§ **Aim of the exercise**
All lines containing the string "Assets" must be copied from the entries.

(Data shown Opens)

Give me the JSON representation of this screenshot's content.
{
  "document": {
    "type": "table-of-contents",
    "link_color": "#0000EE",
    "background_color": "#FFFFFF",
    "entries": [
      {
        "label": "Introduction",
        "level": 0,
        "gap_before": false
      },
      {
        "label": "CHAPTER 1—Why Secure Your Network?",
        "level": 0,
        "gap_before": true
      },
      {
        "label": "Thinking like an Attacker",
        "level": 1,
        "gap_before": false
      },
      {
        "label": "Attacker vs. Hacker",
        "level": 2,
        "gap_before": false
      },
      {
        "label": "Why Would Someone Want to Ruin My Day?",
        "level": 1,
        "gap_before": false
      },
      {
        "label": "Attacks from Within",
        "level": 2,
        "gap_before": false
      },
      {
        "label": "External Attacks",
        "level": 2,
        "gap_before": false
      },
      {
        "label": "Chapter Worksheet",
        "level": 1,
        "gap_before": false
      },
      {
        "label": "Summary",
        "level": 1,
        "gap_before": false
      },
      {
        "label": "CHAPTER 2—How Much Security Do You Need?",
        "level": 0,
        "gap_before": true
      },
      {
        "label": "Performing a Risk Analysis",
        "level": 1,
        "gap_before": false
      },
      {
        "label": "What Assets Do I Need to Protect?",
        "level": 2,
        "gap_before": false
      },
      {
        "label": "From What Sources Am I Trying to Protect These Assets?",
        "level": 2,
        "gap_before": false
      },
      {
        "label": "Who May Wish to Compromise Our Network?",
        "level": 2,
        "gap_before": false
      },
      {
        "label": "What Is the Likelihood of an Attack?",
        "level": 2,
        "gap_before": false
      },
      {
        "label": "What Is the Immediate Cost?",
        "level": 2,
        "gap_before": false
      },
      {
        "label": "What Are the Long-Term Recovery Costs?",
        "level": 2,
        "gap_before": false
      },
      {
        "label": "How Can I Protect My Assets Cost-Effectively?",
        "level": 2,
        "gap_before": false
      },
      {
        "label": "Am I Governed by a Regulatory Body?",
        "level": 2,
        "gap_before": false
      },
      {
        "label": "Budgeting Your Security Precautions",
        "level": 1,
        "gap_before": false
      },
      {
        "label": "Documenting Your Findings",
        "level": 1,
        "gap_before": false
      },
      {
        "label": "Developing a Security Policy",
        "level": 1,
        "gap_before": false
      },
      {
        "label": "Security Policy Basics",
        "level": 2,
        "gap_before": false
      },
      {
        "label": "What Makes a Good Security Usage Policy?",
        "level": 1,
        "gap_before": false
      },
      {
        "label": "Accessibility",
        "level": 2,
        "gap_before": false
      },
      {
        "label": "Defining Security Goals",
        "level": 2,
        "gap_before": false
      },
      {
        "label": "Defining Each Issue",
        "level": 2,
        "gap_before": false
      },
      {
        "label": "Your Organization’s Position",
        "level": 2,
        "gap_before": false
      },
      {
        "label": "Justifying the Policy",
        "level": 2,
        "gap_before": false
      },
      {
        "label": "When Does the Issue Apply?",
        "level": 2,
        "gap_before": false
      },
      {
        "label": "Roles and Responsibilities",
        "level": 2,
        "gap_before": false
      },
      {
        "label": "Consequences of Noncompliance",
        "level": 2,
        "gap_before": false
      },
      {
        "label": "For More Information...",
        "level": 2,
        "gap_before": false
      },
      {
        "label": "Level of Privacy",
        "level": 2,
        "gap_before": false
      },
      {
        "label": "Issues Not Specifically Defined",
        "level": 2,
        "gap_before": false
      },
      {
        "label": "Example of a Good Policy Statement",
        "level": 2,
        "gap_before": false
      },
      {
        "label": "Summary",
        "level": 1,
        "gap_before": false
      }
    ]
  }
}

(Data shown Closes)

§ **Solution for this exercise**
        "label": "What Assets Do I Need to Protect?",
        "label": "From What Sources Am I Trying to Protect These Assets?",
        "label": "How Can I Protect My Assets Cost-Effectively?",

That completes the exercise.